Phill then showed us a number of products, from bats to bobble-heads that were all managed by him in order to keep all merchandising consistent. He also showed us other current and possible future logos which illustrated how involved the branding for a single superstar player can be.
Our final presenter in an evening filled with artists was Raj Naik. Raj came down to show how easy it is to rescue a music video when you have Final Cut Pro and After Effects - plus lots of talent! He explained that he inherited footage shot on greenscreen for actress Rose McGowan. The powers-that-be were not happy with the way the music video was going so they looked to Raj to take it in another direction.
Of course, since the footage was already shot, Raj's creative options were somewhat limited. His approach was to "play with time and light - 'cause that's all I had," he explained. He brought the footage into FCP and identified related sections. He then came up with a color palette and design for verses, choruses, etc. He used a number of Tinderbox effects in AE as well as Knoll Light Factory. The result, still a work in progress, was quite impressive. Raj showed that with a relatively limited set of tools and source material, much can be accomplished if you have solid creative ideas.
And again, thanks to Adobe's sponsorship of MGLA this year, admission was free! We look forward to seeing you next month.
Chris, Trish, Lucky, Tony, Warren, and Marshal

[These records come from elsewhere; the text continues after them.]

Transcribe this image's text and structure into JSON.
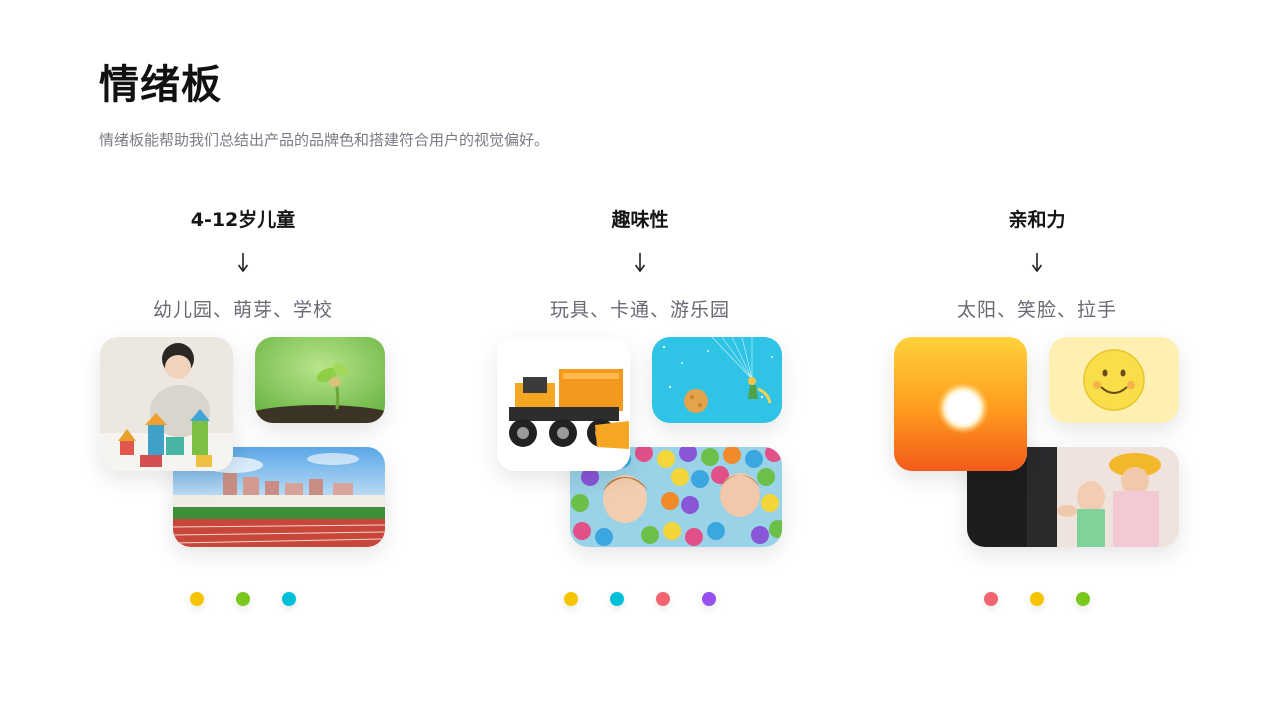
{
  "header": {
    "title": "情绪板",
    "subtitle": "情绪板能帮助我们总结出产品的品牌色和搭建符合用户的视觉偏好。"
  },
  "columns": [
    {
      "heading": "4-12岁儿童",
      "keywords": "幼儿园、萌芽、学校",
      "photos": [
        "toddler-building-blocks-photo",
        "seedling-sprout-photo",
        "school-running-track-photo"
      ],
      "palette": [
        "#f6c500",
        "#7cc71d",
        "#00bfd8"
      ]
    },
    {
      "heading": "趣味性",
      "keywords": "玩具、卡通、游乐园",
      "photos": [
        "toy-bulldozer-photo",
        "cartoon-little-prince-illustration",
        "kids-ball-pit-photo"
      ],
      "palette": [
        "#f6c500",
        "#00bfd8",
        "#f26470",
        "#9650f0"
      ]
    },
    {
      "heading": "亲和力",
      "keywords": "太阳、笑脸、拉手",
      "photos": [
        "sunset-sun-photo",
        "smiley-face-illustration",
        "holding-hands-child-photo"
      ],
      "palette": [
        "#f26470",
        "#f6c500",
        "#7cc71d"
      ]
    }
  ]
}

Your MGLA co-hosts
* Virtual Insanity stock footage library, courtesy of Artbeats ($499 value)
* ProductionBlox Unit 04 stock footage library, courtesy 12 Inch Design ($249 value)
* a 10 CD set of motion graphics project lessons for Photoshop and After Effects from Dean Velez of The Anvel ($150 value)
* Total Training's Adobe Video Collection: From Edit to Output training DVD hosted by Steve Holmes ($99 value)
* a copy of DMTS Inside After Effects 6 training DVD, courtesy of Magnet Media ($99 value)
* a copy of Creating Motion Graphics Volume 2: Advanced Techniques by MGLA co-hosts Trish & Chris Meyer ($60 value)
* a copy of Inside Lightwave 8 by Dan Ablan, courtesy of Peachpit Press ($60 value)
* copy of the just-released Photoshop CS for Nonlinear Editors (second edition) by Richard Harrington, courtesy of CMP Books ($55 value)
* a copy of DMTS Shoot for the Cut: Using the Panasonic DVX100 Camera training DVD, courtesy of Magnet Media ($49 value)
* two copies of the latest motion graphics DVD magazine Zoom In, including a mini-documentary on the use of After Effects to create Comedy Central's South Park promos ($49 value each)
* Total Training's Premiere Pro Tips & Tricks training DVD ($49 value)
* a copy of Creating Titling with Premiere Pro by Ed Gaskell, courtesy of CMP Books ($45 value)
* a copy of the Focal Easy Guide to Maya 5 by Jason Patnode, courtesy of Focal Press ($27 value)
* a copy of instant DVD Workshop 2 by Mark Dileo, courtesy of CMP Books ($25 value)
* a copy of the Focal Easy Guide to DVD Studio Pro 3 by Rick Young, courtesy of Focal Press ($25 value)
* at least two copies of Runaway Training's combustion underground - Set Extensions, Extending your Budget courtesy of presenter Lee Roderick ($20 value each)